### What to work on
The answer must be a single number: how many lines of the records below hold the word "JSON".

(Data records for software interfaces)
━━━━━━━━━━━━━━━━
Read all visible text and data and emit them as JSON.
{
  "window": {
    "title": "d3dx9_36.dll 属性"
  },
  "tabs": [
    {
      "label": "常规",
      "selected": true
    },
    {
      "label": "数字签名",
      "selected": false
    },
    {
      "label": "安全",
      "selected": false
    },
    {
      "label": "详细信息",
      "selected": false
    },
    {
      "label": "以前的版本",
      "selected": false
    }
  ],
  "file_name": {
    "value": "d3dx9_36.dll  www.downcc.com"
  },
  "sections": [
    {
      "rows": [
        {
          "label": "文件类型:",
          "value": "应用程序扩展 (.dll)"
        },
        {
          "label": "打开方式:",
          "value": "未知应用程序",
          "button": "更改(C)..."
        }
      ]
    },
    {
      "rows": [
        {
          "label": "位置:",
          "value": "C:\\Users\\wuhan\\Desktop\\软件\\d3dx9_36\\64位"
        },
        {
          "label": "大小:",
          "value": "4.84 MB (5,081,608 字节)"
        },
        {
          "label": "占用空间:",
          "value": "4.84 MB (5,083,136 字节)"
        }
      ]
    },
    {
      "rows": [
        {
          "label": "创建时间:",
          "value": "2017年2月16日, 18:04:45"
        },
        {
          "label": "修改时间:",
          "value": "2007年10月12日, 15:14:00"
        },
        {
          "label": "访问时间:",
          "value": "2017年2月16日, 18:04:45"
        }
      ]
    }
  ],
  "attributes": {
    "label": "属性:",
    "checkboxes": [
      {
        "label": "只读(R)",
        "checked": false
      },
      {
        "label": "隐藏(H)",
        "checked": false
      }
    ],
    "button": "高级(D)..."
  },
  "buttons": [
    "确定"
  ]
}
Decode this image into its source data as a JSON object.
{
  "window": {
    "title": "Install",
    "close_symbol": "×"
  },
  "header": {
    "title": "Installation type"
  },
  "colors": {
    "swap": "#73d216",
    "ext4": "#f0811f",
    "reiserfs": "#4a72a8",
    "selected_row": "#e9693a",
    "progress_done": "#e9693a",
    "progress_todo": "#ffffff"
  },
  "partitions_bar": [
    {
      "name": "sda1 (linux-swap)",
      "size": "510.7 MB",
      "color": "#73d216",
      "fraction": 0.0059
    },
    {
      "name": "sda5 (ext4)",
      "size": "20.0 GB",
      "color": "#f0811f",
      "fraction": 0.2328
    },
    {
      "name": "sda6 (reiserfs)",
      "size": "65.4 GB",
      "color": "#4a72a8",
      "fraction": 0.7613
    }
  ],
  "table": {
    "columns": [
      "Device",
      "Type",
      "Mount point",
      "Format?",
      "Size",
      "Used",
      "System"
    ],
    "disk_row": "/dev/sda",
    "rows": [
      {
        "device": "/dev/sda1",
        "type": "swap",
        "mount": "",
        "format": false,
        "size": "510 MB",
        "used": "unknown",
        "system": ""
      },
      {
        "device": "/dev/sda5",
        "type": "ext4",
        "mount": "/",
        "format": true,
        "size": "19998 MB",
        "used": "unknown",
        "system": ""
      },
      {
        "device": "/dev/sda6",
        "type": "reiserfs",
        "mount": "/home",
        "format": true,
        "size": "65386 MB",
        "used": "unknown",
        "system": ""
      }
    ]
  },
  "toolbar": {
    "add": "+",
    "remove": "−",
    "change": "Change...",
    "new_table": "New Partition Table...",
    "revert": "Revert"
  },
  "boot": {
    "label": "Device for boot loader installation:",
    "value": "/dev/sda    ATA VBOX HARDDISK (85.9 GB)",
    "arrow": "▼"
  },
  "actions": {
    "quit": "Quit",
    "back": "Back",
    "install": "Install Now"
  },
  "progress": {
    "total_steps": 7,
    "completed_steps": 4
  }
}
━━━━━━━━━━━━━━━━
### Response area
2